Without coherent reception and asylum policies, such tragedies will continue to occur, confirming in the worst way the ineffectiveness of the deterrence policies implemented. MdM-Greece have reiterated this position several times and have repeatedly warned of the dramatic consequences of current policies in place, supporting the alternative of safe pathways and humanitarian corridors for refugees from third countries to Europe.
Our country and Europe are experiencing a crisis of reception and solidarity having turned a manageable situation into a humanitarian crisis. Abhorrent living conditions, the deprivation of basic services and goods that violate all notions of humanism and law, are not a necessity. Insted certain political choices exacerbate the problem rather than contributing to sustainable and humanely acceptable solutions.
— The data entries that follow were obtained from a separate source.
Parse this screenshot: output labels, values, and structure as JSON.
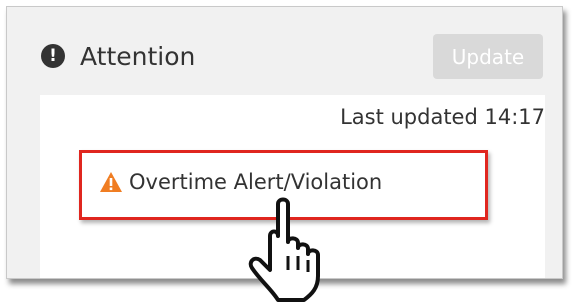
{
  "widget": {
    "title": "Attention",
    "title_icon": "exclamation-circle-icon",
    "update_label": "Update"
  },
  "content": {
    "last_updated": "Last updated 14:17",
    "alert": {
      "icon": "warning-triangle-icon",
      "label": "Overtime Alert/Violation",
      "icon_color": "#f07d22"
    }
  },
  "annotations": {
    "highlight_color": "#e0261f",
    "cursor": "hand-pointer-icon"
  }
}
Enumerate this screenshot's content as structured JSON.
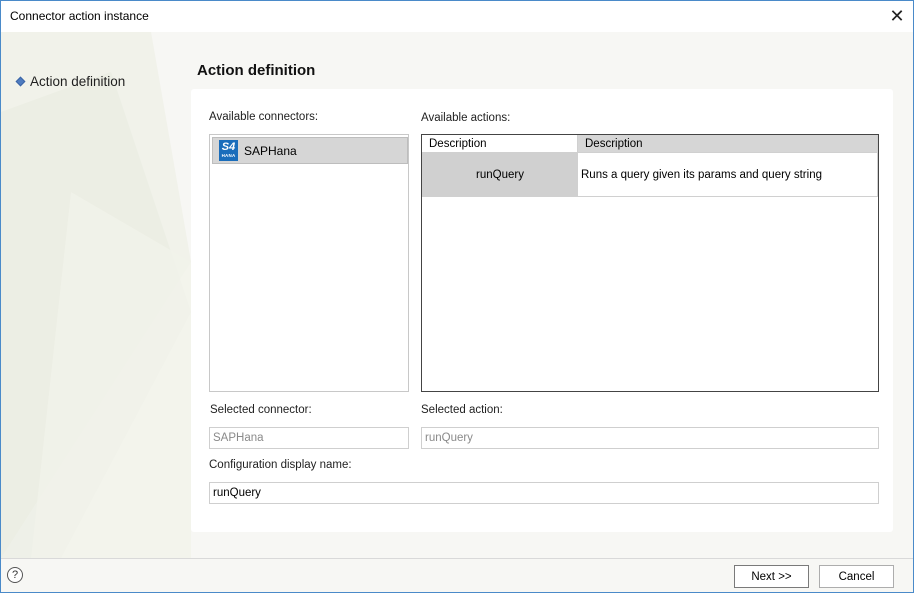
{
  "window": {
    "title": "Connector action instance",
    "close_glyph": "✕"
  },
  "nav": {
    "items": [
      {
        "label": "Action definition",
        "icon": "diamond-bullet-icon"
      }
    ]
  },
  "main": {
    "title": "Action definition",
    "available_connectors_label": "Available connectors:",
    "connectors": [
      {
        "name": "SAPHana",
        "icon": "s4-hana-icon",
        "icon_text_big": "S4",
        "icon_text_small": "HANA",
        "selected": true
      }
    ],
    "available_actions_label": "Available actions:",
    "actions_table": {
      "columns": [
        "Description",
        "Description"
      ],
      "rows": [
        {
          "name": "runQuery",
          "description": "Runs a query given its params and query string"
        }
      ]
    },
    "selected_connector_label": "Selected connector:",
    "selected_connector_value": "SAPHana",
    "selected_action_label": "Selected action:",
    "selected_action_value": "runQuery",
    "config_display_name_label": "Configuration display name:",
    "config_display_name_value": "runQuery"
  },
  "footer": {
    "help_glyph": "?",
    "next_label": "Next >>",
    "cancel_label": "Cancel"
  },
  "colors": {
    "window_border": "#4a8ac9",
    "selection_gray": "#d6d6d6",
    "s4_icon_blue": "#1a6dbb",
    "nav_bullet": "#4e7cc0"
  }
}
It is ultimately the absurd geographical restriction imposed by the informal EU-Turkey agreement in 2016 that has confined tens of thousands of people on the islands; it is the short-sighted and populist policies, fueling the development of extremist behavior and hate speech, that exacerbate and further complicate the situation.
In the midst of a pandemic, Moria’s ~12,000 stranded people, like all “closed” populations, are more vulnerable to transmission. Since the beginning of the outbreak of the pandemic in our country, MdM-Greece have designed realistic and feasible response plans for camps and alternative accommodation facilities in order to manage and control in a timely manner the possibility of further transmission of the disease. Unfortunately, these plans were not implemented on the basis of the first, “good” diagnostic tests in Moria that did not indicate the existence or spread of the disease.
While a full assessment of the damages inside Moria camp is ongoing, MdM-Greece team is present in the field and ready to assist in any way possible. The organization’s mobile medical unit is now at the center of Moria, assisting in efforts to identify potential victims and assessing new needs. MdM-Greece staff in Athens are preparing a first, emergency load of NFIs, medicines and medical consumables to be sent to the island while also scaling up efforts towards a more holistic response. We call on the state, international organizations, civil society, our colleagues and ordinary citizens to safeguard the human rights of the people on the move. Refugees and migrants are first and foremost human beings.